Construction companies work to prevent heat illness with early-morning shifts, paramedics on site

During a deadly heat wave, a DPR Construction superintendent explains how the company is getting ahead of heat-related illness.

ORLANDO, Fla. – Construction companies and outdoor workers across the Southeast and Southwest have been on the front lines of the heat wave this summer, and companies are taking extra steps to prevent heat-related illness and get the job done on time. 

For DPR Construction, operating in Florida and across the Southeast, protecting their workers from heat has always been part of the business. This year, the messaging to employees about signs of heat exhaustion and illness started early as heat indices across job sites in Florida reached into the triple digits by mid-June and have shown little sign of wavering. 

"One of the things that we do at DPR is in the springtime, we start talking about it. You have to get the message out before the actual summer temperatures are here. Even in some of the cooler days in the springtime," DPR Superintendent Lance Wafler said.


DPR will place water stations throughout project sites and provide workers with shaded break areas and electrolyte pops to help manage the heat. Additionally, DPR has a paramedic ready to respond to any health concerns. Wafler said they are a phone call away or onsite.

Doctors are reporting the deadly U.S. heat wave is causing an increase in heat stroke and heat exhaustion patients across the country. Outdoor workers who know how to manage hot temperatures are now coming into urgent care centers and hospitals when they are usually the least likely to need treatment, according to doctors FOX Weather interviewed. 

Wafler said it comes back to ensuring employees know the signs of heat exhaustion and heat stroke.

"So they can say, 'Hey, I'm not feeling well. I'm feeling lightheaded.' The symptoms that are well documented with heat illness," Wafler said. "Then we can bring them to see the onsite paramedic and say, 'OK yeah, I'm seeing that too. Why don't you here hang out their conditioning? Here's an electrolyte pop.' Then they can make the determination of we need to go further from a medical standpoint."

Project managers face other challenges beyond keeping their workers safe. 


Crews can begin work before the sun is up to help avoid peak temperatures.

In north Texas, crews working on the Methodist Celina Medical Center began pouring concrete at 1 a.m. to avoid heat interfering with the concrete setting. Another crew starts work at 4 a.m., reports FOX 4 Dallas-Fort Worth. 

Texas was an early victim of the historic heat wave, with repeated Excessive Heat Warnings since mid-June in sweltering temperatures.

Wafler said pouring concrete overnight and finishing concrete in daylight is an industry standard because of how concrete sets.

"It's a chemical reaction, and it generates heat. So when the ambient temperature in the air is hotter, that process will react faster, and there are times when we won't be able to perform our work if it's reacting too fast," Wafler said. "That's why we try to do it earlier in the morning when it's cooler, and then there's things you can do from a mix design standpoint to slow down that reaction."

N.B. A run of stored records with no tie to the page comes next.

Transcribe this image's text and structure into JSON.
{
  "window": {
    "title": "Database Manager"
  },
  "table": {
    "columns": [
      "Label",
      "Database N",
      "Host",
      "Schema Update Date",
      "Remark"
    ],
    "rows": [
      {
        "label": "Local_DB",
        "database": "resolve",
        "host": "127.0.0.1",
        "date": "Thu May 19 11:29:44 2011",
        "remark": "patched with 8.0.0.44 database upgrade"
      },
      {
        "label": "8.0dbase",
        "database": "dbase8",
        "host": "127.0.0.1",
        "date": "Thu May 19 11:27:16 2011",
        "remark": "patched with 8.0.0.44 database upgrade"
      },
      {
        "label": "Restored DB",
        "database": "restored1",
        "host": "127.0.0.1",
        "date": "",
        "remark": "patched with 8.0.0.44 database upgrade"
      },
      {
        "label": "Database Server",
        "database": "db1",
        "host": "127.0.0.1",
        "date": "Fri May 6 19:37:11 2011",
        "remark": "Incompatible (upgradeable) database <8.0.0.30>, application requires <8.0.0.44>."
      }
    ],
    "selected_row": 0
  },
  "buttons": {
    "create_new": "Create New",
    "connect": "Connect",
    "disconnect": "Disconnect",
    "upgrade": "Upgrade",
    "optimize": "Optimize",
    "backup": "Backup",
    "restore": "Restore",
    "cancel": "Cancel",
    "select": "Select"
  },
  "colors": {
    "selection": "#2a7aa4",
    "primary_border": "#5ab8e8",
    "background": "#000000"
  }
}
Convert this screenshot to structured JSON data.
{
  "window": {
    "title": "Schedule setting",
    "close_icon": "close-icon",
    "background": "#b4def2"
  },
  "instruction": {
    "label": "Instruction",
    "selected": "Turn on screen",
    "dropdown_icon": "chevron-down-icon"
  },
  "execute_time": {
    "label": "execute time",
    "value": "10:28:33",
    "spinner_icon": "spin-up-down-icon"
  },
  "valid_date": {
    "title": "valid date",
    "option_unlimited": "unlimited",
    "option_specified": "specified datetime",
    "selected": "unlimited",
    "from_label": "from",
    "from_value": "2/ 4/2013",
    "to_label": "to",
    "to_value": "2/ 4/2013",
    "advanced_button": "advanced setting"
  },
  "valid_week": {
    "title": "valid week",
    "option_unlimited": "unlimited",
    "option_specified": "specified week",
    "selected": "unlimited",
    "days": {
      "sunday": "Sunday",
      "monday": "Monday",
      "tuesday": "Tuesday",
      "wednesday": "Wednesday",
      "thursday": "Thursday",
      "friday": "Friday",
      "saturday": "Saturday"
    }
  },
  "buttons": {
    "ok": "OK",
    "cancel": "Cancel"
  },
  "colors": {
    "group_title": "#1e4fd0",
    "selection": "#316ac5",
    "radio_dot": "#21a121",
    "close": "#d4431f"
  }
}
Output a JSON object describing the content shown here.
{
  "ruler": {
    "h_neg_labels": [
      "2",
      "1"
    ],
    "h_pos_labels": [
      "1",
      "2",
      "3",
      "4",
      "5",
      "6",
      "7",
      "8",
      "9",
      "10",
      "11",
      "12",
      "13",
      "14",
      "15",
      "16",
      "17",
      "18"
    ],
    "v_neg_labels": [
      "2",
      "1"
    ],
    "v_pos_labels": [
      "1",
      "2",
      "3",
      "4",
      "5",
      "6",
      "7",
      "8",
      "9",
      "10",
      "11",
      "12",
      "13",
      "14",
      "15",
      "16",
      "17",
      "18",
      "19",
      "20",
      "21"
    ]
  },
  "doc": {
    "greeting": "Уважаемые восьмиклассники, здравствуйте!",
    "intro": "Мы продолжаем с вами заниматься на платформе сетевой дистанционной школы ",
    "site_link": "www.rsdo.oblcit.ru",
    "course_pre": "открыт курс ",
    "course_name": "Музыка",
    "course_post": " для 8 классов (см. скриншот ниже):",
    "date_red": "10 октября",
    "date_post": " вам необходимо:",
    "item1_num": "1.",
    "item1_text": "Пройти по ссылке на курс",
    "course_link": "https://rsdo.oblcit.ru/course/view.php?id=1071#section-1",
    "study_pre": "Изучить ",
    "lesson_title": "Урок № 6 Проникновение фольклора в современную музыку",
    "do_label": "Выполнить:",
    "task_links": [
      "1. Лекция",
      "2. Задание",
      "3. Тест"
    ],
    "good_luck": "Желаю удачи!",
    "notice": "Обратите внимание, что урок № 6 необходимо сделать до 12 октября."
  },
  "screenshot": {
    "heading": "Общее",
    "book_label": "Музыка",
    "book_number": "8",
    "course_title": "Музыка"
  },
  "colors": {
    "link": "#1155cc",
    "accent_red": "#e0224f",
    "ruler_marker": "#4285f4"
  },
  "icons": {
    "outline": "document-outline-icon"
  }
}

There are additional challenges with pre-dawn work, including making sure there is enough lighting and managing different start times for other contractors. 

The world saw its hottest June, and July is likely to be the world's warmest on record. 

Project sites in the heat wave and Southeast are some of the most weather-dependent work sites. A late evening shift in Florida isn't an option because of afternoon and evening thunderstorms.

Wafler said early shifts aren't a new concept in construction, but now it's becoming "more of a question of when are we going to do it versus if we're going to do it."